--- Information ---
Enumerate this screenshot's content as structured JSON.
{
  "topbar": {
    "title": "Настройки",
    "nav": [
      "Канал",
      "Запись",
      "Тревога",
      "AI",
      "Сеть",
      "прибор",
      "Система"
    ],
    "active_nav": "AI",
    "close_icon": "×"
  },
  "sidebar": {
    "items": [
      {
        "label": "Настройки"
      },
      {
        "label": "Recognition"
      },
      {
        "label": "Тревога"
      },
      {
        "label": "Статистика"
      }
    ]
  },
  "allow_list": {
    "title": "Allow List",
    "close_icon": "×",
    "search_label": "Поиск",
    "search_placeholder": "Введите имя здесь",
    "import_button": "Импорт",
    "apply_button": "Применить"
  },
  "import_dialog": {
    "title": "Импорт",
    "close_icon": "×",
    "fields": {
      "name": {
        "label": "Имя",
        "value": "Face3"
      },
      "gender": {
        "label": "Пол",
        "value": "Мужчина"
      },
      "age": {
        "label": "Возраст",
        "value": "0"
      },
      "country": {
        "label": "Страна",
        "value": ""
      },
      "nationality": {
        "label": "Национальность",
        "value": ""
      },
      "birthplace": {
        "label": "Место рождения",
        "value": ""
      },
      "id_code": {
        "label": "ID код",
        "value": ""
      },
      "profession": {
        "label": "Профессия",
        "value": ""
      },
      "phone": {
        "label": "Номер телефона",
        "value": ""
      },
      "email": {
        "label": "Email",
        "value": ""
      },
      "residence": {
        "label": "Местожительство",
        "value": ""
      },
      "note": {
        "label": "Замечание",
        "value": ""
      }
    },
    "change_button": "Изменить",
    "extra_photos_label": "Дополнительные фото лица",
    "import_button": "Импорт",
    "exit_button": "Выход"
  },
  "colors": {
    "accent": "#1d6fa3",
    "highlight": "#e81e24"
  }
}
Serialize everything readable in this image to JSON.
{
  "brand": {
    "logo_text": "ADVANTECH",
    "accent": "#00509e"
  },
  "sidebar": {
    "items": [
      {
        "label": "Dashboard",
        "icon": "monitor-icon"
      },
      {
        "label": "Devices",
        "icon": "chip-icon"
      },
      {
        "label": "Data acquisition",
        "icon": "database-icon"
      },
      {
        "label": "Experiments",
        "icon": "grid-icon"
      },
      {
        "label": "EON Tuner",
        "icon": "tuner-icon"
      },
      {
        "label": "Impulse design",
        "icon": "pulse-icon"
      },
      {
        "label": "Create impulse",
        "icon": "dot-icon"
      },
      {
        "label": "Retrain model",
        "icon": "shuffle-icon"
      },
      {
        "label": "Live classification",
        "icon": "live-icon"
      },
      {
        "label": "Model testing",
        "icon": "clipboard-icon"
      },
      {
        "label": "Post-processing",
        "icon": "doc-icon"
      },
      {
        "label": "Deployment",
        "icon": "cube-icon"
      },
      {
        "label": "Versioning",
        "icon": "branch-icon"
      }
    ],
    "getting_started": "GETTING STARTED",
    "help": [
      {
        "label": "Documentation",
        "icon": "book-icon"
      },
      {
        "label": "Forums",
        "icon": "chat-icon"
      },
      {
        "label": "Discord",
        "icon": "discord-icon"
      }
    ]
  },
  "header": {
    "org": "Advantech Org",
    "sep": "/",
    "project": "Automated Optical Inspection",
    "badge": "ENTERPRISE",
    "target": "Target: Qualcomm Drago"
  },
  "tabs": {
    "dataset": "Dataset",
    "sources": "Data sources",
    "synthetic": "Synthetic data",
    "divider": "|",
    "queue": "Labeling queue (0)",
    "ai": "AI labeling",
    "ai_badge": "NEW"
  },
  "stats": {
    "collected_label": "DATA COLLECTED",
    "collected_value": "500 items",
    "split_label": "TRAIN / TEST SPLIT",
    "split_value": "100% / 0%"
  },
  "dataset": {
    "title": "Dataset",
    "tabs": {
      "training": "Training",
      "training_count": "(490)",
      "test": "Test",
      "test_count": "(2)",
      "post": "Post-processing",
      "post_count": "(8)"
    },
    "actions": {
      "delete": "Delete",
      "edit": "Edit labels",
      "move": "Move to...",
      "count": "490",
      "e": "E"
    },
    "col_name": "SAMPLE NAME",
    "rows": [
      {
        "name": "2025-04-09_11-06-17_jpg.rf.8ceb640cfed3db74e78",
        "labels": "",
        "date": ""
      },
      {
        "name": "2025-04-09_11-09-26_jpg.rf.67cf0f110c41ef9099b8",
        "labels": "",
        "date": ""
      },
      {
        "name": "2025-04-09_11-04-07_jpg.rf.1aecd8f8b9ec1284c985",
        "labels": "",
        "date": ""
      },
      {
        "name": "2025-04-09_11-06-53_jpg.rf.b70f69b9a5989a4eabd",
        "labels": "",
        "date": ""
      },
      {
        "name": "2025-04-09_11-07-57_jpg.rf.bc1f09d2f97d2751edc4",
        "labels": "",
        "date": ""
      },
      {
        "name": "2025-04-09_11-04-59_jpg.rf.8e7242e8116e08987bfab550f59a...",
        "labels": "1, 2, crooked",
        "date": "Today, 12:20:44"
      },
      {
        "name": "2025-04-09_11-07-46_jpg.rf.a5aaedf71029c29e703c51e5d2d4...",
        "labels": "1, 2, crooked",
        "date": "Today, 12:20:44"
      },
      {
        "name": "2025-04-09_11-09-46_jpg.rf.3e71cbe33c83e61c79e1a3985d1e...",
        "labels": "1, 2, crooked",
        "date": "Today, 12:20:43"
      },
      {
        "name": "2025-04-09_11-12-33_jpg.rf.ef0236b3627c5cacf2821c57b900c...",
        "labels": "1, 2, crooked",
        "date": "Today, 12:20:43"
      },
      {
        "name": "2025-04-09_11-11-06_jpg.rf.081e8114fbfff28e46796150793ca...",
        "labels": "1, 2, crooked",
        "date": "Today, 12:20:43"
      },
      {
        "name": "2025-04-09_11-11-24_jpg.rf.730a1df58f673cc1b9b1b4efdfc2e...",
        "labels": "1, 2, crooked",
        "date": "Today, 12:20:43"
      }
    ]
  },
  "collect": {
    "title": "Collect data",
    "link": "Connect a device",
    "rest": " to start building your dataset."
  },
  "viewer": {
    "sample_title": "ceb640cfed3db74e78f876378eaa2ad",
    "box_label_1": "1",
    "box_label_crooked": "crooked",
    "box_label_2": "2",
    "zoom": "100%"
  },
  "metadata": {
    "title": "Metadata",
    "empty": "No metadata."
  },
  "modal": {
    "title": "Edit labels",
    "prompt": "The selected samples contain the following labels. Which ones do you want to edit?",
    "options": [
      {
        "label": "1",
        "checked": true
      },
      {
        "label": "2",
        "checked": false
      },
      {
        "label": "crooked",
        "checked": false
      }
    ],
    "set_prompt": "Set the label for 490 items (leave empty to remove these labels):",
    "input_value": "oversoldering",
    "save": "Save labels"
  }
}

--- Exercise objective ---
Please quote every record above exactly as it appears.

--- Answer for this exercise ---
Enumerate this screenshot's content as structured JSON.
{
  "topbar": {
    "title": "Настройки",
    "nav": [
      "Канал",
      "Запись",
      "Тревога",
      "AI",
      "Сеть",
      "прибор",
      "Система"
    ],
    "active_nav": "AI",
    "close_icon": "×"
  },
  "sidebar": {
    "items": [
      {
        "label": "Настройки"
      },
      {
        "label": "Recognition"
      },
      {
        "label": "Тревога"
      },
      {
        "label": "Статистика"
      }
    ]
  },
  "allow_list": {
    "title": "Allow List",
    "close_icon": "×",
    "search_label": "Поиск",
    "search_placeholder": "Введите имя здесь",
    "import_button": "Импорт",
    "apply_button": "Применить"
  },
  "import_dialog": {
    "title": "Импорт",
    "close_icon": "×",
    "fields": {
      "name": {
        "label": "Имя",
        "value": "Face3"
      },
      "gender": {
        "label": "Пол",
        "value": "Мужчина"
      },
      "age": {
        "label": "Возраст",
        "value": "0"
      },
      "country": {
        "label": "Страна",
        "value": ""
      },
      "nationality": {
        "label": "Национальность",
        "value": ""
      },
      "birthplace": {
        "label": "Место рождения",
        "value": ""
      },
      "id_code": {
        "label": "ID код",
        "value": ""
      },
      "profession": {
        "label": "Профессия",
        "value": ""
      },
      "phone": {
        "label": "Номер телефона",
        "value": ""
      },
      "email": {
        "label": "Email",
        "value": ""
      },
      "residence": {
        "label": "Местожительство",
        "value": ""
      },
      "note": {
        "label": "Замечание",
        "value": ""
      }
    },
    "change_button": "Изменить",
    "extra_photos_label": "Дополнительные фото лица",
    "import_button": "Импорт",
    "exit_button": "Выход"
  },
  "colors": {
    "accent": "#1d6fa3",
    "highlight": "#e81e24"
  }
}
Serialize everything readable in this image to JSON.
{
  "brand": {
    "logo_text": "ADVANTECH",
    "accent": "#00509e"
  },
  "sidebar": {
    "items": [
      {
        "label": "Dashboard",
        "icon": "monitor-icon"
      },
      {
        "label": "Devices",
        "icon": "chip-icon"
      },
      {
        "label": "Data acquisition",
        "icon": "database-icon"
      },
      {
        "label": "Experiments",
        "icon": "grid-icon"
      },
      {
        "label": "EON Tuner",
        "icon": "tuner-icon"
      },
      {
        "label": "Impulse design",
        "icon": "pulse-icon"
      },
      {
        "label": "Create impulse",
        "icon": "dot-icon"
      },
      {
        "label": "Retrain model",
        "icon": "shuffle-icon"
      },
      {
        "label": "Live classification",
        "icon": "live-icon"
      },
      {
        "label": "Model testing",
        "icon": "clipboard-icon"
      },
      {
        "label": "Post-processing",
        "icon": "doc-icon"
      },
      {
        "label": "Deployment",
        "icon": "cube-icon"
      },
      {
        "label": "Versioning",
        "icon": "branch-icon"
      }
    ],
    "getting_started": "GETTING STARTED",
    "help": [
      {
        "label": "Documentation",
        "icon": "book-icon"
      },
      {
        "label": "Forums",
        "icon": "chat-icon"
      },
      {
        "label": "Discord",
        "icon": "discord-icon"
      }
    ]
  },
  "header": {
    "org": "Advantech Org",
    "sep": "/",
    "project": "Automated Optical Inspection",
    "badge": "ENTERPRISE",
    "target": "Target: Qualcomm Drago"
  },
  "tabs": {
    "dataset": "Dataset",
    "sources": "Data sources",
    "synthetic": "Synthetic data",
    "divider": "|",
    "queue": "Labeling queue (0)",
    "ai": "AI labeling",
    "ai_badge": "NEW"
  },
  "stats": {
    "collected_label": "DATA COLLECTED",
    "collected_value": "500 items",
    "split_label": "TRAIN / TEST SPLIT",
    "split_value": "100% / 0%"
  },
  "dataset": {
    "title": "Dataset",
    "tabs": {
      "training": "Training",
      "training_count": "(490)",
      "test": "Test",
      "test_count": "(2)",
      "post": "Post-processing",
      "post_count": "(8)"
    },
    "actions": {
      "delete": "Delete",
      "edit": "Edit labels",
      "move": "Move to...",
      "count": "490",
      "e": "E"
    },
    "col_name": "SAMPLE NAME",
    "rows": [
      {
        "name": "2025-04-09_11-06-17_jpg.rf.8ceb640cfed3db74e78",
        "labels": "",
        "date": ""
      },
      {
        "name": "2025-04-09_11-09-26_jpg.rf.67cf0f110c41ef9099b8",
        "labels": "",
        "date": ""
      },
      {
        "name": "2025-04-09_11-04-07_jpg.rf.1aecd8f8b9ec1284c985",
        "labels": "",
        "date": ""
      },
      {
        "name": "2025-04-09_11-06-53_jpg.rf.b70f69b9a5989a4eabd",
        "labels": "",
        "date": ""
      },
      {
        "name": "2025-04-09_11-07-57_jpg.rf.bc1f09d2f97d2751edc4",
        "labels": "",
        "date": ""
      },
      {
        "name": "2025-04-09_11-04-59_jpg.rf.8e7242e8116e08987bfab550f59a...",
        "labels": "1, 2, crooked",
        "date": "Today, 12:20:44"
      },
      {
        "name": "2025-04-09_11-07-46_jpg.rf.a5aaedf71029c29e703c51e5d2d4...",
        "labels": "1, 2, crooked",
        "date": "Today, 12:20:44"
      },
      {
        "name": "2025-04-09_11-09-46_jpg.rf.3e71cbe33c83e61c79e1a3985d1e...",
        "labels": "1, 2, crooked",
        "date": "Today, 12:20:43"
      },
      {
        "name": "2025-04-09_11-12-33_jpg.rf.ef0236b3627c5cacf2821c57b900c...",
        "labels": "1, 2, crooked",
        "date": "Today, 12:20:43"
      },
      {
        "name": "2025-04-09_11-11-06_jpg.rf.081e8114fbfff28e46796150793ca...",
        "labels": "1, 2, crooked",
        "date": "Today, 12:20:43"
      },
      {
        "name": "2025-04-09_11-11-24_jpg.rf.730a1df58f673cc1b9b1b4efdfc2e...",
        "labels": "1, 2, crooked",
        "date": "Today, 12:20:43"
      }
    ]
  },
  "collect": {
    "title": "Collect data",
    "link": "Connect a device",
    "rest": " to start building your dataset."
  },
  "viewer": {
    "sample_title": "ceb640cfed3db74e78f876378eaa2ad",
    "box_label_1": "1",
    "box_label_crooked": "crooked",
    "box_label_2": "2",
    "zoom": "100%"
  },
  "metadata": {
    "title": "Metadata",
    "empty": "No metadata."
  },
  "modal": {
    "title": "Edit labels",
    "prompt": "The selected samples contain the following labels. Which ones do you want to edit?",
    "options": [
      {
        "label": "1",
        "checked": true
      },
      {
        "label": "2",
        "checked": false
      },
      {
        "label": "crooked",
        "checked": false
      }
    ],
    "set_prompt": "Set the label for 490 items (leave empty to remove these labels):",
    "input_value": "oversoldering",
    "save": "Save labels"
  }
}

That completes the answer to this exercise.